Hunt for the word "true" across the entries below, copying each line that holds it.
--
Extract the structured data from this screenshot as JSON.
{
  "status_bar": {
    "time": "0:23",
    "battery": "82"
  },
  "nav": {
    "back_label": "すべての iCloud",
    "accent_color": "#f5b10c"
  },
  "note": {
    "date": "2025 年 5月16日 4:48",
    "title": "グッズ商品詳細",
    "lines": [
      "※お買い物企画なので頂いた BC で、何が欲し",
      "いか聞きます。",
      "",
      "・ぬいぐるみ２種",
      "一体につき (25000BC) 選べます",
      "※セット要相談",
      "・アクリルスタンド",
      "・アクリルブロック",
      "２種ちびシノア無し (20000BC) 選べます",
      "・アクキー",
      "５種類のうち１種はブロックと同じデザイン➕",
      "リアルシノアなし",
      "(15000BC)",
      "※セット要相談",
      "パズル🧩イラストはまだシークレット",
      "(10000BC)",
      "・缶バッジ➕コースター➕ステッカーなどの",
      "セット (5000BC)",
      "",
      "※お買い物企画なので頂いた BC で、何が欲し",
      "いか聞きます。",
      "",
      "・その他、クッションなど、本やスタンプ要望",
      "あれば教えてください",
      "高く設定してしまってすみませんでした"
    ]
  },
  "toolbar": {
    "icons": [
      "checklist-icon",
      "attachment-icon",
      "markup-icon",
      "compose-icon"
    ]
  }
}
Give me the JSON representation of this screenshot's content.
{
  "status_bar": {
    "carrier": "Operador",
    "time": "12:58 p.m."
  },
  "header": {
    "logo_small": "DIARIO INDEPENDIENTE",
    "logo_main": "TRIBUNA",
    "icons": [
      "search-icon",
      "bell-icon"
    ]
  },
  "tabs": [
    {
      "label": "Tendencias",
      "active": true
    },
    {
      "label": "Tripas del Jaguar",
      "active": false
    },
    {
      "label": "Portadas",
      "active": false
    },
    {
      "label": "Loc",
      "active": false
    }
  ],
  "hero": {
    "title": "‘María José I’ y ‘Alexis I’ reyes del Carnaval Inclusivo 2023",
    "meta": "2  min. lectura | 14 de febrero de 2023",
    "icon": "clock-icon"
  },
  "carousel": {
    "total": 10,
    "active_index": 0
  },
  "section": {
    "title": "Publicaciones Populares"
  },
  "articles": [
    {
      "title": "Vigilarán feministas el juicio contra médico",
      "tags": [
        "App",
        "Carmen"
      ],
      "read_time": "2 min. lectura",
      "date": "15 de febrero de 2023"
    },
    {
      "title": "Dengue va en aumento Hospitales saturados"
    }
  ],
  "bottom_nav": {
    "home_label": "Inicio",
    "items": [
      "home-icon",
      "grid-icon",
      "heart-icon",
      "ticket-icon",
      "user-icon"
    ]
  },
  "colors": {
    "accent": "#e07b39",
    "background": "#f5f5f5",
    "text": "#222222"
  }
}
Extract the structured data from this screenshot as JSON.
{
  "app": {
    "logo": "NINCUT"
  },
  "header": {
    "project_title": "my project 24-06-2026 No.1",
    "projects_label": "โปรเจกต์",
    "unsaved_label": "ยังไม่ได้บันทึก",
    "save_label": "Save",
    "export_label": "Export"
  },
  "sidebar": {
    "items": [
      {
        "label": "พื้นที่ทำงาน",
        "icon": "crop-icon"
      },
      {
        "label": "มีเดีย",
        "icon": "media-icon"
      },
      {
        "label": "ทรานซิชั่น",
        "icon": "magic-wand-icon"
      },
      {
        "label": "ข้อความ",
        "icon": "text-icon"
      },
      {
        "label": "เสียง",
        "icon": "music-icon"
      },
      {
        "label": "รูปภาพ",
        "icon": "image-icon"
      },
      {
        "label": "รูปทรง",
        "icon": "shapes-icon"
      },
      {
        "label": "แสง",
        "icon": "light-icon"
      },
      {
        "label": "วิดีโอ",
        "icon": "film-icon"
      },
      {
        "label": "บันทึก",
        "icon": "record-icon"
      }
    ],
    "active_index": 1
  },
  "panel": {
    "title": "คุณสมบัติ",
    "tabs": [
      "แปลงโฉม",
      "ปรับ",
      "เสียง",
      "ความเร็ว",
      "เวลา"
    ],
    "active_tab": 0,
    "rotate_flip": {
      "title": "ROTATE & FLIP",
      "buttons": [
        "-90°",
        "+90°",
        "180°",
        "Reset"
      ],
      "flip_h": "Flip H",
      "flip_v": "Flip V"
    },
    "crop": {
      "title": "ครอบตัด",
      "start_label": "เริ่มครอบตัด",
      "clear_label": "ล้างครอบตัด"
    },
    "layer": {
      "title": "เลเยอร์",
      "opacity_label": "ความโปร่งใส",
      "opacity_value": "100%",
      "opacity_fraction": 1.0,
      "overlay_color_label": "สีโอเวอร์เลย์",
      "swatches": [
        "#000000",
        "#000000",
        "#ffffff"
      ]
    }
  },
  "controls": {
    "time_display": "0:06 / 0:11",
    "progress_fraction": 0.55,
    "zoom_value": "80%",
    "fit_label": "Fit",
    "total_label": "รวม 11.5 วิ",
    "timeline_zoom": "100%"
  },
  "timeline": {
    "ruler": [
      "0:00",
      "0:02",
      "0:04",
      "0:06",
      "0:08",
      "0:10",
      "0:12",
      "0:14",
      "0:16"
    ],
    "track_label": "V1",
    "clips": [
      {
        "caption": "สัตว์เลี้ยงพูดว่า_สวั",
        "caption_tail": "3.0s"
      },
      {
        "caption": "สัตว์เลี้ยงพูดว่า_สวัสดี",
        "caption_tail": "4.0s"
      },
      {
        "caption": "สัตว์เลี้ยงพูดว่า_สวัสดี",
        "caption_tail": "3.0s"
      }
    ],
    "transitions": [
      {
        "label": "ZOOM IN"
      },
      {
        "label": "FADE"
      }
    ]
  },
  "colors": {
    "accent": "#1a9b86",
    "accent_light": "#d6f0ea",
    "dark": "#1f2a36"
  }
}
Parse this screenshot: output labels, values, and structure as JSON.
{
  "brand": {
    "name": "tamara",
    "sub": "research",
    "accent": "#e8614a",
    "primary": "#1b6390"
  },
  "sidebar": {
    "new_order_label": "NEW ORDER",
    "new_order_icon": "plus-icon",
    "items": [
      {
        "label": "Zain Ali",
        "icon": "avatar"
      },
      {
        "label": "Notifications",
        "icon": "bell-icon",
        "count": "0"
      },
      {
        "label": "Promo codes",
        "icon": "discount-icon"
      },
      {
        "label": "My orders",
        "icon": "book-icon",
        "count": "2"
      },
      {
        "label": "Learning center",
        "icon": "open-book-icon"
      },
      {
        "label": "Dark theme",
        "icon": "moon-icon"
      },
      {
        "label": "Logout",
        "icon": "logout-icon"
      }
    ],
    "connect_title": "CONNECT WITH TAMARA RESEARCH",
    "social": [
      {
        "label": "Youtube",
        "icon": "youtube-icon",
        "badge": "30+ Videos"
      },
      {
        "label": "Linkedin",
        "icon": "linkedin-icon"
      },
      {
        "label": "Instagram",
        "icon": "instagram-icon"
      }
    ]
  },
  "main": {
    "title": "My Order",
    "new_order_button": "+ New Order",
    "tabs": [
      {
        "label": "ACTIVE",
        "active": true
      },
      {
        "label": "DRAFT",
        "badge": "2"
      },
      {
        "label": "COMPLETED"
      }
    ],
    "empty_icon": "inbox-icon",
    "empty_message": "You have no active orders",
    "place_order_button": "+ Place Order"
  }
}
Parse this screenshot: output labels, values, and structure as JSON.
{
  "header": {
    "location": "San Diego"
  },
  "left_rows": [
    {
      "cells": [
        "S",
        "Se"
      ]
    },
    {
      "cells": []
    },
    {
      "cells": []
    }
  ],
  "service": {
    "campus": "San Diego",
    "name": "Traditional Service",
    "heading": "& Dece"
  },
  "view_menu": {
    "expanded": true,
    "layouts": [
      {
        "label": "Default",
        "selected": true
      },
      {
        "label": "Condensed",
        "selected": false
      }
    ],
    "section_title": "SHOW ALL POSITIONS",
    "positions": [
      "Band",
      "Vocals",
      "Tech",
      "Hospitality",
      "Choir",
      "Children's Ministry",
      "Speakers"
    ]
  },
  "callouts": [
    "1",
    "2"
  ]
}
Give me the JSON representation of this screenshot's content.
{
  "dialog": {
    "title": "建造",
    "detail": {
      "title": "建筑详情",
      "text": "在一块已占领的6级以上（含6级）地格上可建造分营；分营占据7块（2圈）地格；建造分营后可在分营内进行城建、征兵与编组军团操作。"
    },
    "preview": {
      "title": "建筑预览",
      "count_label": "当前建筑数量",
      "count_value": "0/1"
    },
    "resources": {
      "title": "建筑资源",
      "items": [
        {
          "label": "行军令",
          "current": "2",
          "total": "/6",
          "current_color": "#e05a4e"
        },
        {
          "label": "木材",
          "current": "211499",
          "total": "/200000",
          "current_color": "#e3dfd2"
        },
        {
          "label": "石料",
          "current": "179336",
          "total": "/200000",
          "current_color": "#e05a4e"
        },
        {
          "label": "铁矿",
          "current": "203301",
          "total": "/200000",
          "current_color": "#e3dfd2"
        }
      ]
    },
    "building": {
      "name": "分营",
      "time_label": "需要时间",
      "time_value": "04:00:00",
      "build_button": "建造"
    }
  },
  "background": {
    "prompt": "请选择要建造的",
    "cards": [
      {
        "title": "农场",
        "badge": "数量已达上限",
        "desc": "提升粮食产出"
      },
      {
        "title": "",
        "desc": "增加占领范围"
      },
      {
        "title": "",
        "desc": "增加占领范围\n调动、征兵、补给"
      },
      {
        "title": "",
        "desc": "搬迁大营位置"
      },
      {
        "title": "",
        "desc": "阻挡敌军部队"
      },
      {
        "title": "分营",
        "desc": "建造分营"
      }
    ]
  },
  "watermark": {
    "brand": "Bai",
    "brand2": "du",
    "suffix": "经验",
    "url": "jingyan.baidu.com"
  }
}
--
* _Response_:
      "active": true
        "active": true
    "expanded": true,
        "selected": true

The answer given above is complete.